Your objective |
Every line in the entries where "text" is found should be copied.

Data records for software interfaces |

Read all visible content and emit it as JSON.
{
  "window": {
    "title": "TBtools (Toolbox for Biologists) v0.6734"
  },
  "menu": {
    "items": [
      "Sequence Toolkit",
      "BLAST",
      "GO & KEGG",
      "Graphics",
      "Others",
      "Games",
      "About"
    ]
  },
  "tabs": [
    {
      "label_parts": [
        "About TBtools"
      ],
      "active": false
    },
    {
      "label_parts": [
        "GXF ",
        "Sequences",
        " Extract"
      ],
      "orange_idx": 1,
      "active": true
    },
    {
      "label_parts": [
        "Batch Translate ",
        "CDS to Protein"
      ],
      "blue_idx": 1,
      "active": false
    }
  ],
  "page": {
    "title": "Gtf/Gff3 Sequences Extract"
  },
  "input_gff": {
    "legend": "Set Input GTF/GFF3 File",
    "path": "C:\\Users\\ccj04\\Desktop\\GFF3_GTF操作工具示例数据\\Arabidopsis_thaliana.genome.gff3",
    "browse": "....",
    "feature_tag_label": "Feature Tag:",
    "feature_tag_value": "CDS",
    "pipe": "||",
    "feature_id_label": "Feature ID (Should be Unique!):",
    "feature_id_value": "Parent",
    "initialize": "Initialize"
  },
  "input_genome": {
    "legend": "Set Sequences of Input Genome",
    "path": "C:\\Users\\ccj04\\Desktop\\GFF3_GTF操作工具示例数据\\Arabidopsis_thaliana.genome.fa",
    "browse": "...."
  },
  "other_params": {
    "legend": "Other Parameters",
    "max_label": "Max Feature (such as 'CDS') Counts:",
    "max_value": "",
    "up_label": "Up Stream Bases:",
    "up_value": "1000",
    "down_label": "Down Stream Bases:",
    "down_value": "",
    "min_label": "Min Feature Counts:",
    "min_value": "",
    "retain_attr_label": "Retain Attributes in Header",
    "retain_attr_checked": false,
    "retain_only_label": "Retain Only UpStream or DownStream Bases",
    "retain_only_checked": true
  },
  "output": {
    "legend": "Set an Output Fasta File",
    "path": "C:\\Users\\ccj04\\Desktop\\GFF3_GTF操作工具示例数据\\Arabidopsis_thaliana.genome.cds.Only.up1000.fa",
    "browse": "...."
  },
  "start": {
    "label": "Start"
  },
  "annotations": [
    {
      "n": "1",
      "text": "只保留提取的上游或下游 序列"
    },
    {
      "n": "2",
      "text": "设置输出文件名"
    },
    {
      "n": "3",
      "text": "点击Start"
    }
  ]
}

Task solution |
      "text": "只保留提取的上游或下游 序列"
      "text": "设置输出文件名"
      "text": "点击Start"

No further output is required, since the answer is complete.